In a move that may lead to hardier versions of one of the world's most important foods, scientists have unveiled two maps of the rice genome. These draft DNA sequences of the plant could help speed improvements in the nutritional quality and yields of a crop that is a staple for more than half the world's population.
The northern section of the Larsen B ice shelf--a thick slab of floating ice on the eastern side of the Antarctic Peninsula--has collapsed and separated from the continent, researchers report. The incident, which was monitored and recorded by satellite images, aerial photography and a research vessel navigating through the resulting icebergs, is the largest single event in a 30-year series of ice shelf retreats in the area.
Researchers have unearthed the fossilized remains of what may be the mother of all placental mammals, so-named for the placenta that nourishes their young during gestation. The 125-million-year-old specimen is the earliest and most primitive known representative of the placental group, to which the vast majority of living mammals--humans among them--belong.
Few things appear as delicate as a spider's web, each gossamer strand one-tenth the width of a human hair. Yet pound for pound, the sturdiest spider silks are stronger than steel and stretchier than nylon. With such remarkable properties, it's no wonder that researchers have made numerous attempts to synthesize spider silk for industrial and medical applications. (Efforts to farm the arachnids have failed as a result of their territorial nature.) Indeed, in the words of one scientist, this goal has long stood as the "Holy Grail of material science."

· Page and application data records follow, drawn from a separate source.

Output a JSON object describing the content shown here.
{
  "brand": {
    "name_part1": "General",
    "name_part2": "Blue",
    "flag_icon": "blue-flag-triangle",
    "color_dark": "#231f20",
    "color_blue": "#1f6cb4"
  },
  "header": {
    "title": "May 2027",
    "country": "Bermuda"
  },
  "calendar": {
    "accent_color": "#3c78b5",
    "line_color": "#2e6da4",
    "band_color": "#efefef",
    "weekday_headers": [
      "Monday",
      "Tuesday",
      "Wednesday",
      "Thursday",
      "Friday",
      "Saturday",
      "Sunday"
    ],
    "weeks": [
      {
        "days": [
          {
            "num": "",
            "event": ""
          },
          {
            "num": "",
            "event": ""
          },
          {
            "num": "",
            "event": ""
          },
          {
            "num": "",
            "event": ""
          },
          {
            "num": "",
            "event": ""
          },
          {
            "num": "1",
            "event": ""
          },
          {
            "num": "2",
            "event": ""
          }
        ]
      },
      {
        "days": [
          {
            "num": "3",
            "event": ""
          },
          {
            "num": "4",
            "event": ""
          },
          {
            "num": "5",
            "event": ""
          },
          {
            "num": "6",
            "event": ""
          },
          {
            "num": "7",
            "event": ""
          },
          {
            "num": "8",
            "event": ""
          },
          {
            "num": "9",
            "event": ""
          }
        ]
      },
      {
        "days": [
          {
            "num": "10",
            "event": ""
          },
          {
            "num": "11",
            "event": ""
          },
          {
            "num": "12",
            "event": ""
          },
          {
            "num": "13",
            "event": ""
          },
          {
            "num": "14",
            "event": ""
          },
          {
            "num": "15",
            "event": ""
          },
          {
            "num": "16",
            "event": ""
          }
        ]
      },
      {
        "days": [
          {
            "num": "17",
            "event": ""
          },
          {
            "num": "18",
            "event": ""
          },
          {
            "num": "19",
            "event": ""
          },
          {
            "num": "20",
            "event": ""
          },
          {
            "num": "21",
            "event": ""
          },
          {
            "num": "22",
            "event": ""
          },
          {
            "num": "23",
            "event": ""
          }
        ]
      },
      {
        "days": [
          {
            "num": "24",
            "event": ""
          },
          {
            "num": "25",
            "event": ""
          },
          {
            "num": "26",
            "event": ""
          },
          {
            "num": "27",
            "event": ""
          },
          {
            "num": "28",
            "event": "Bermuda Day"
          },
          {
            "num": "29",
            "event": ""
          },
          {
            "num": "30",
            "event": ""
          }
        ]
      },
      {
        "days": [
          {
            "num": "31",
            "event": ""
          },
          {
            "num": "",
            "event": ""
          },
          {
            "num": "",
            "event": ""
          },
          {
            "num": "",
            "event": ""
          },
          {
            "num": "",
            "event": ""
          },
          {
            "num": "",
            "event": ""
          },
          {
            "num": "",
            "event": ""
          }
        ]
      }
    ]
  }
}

Cool a gas of rubidium atoms to one-hundred-millionth of a degree above absolute zero or less and something strange happens. The atoms lose their individuality and merge into a single quantum state, forming what is known as a Bose-Einstein condensate (BEC). In this condensate atoms flow without friction, endowing the ultracold gas with the property of superfluidity. Scientists have known that much since 1995. Now new research has taken that work one step further, revealing a surprising BEC behavior. It appears that under certain conditions, the condensate undergoes a reversible quantum phase transition, switching from a superfluid to a patterned fluida new type of matter.
It was big and it was mean, but Tyrannosaurus rex wasn't fast. In fact, the dinosaur we most love to hate may not have even been able to run at all. Contrary to previous suggestions that the beast could reach running speeds of up to 45 miles per hour, new research indicates that such swiftness would have been biomechanically unfeasible.
Because the human body rejects most introduced tissue, locating an organ that will be accepted by a patient's immune system remains a significant challenge for transplantation medicine. Creating cells that are genetically identical to those of the patient offers one solution to this problem. The results of a new study illustrate that, though it is not yet feasible in humans, this approach can work in cows.
Dry valleys, channels, and networks of gullies scar the arid Martian landscape. Along with other evidence, these physical vestiges of conditions on ancient Mars suggest a planet once saturated with liquid water. Where is this water now? Scientists have posited that a portion of it evaporated into the atmosphere, but that the rest lies beneath the surface. According to new data, large deposits of water ice may in fact exist under just tens of centimeters of soil on the Red Planet.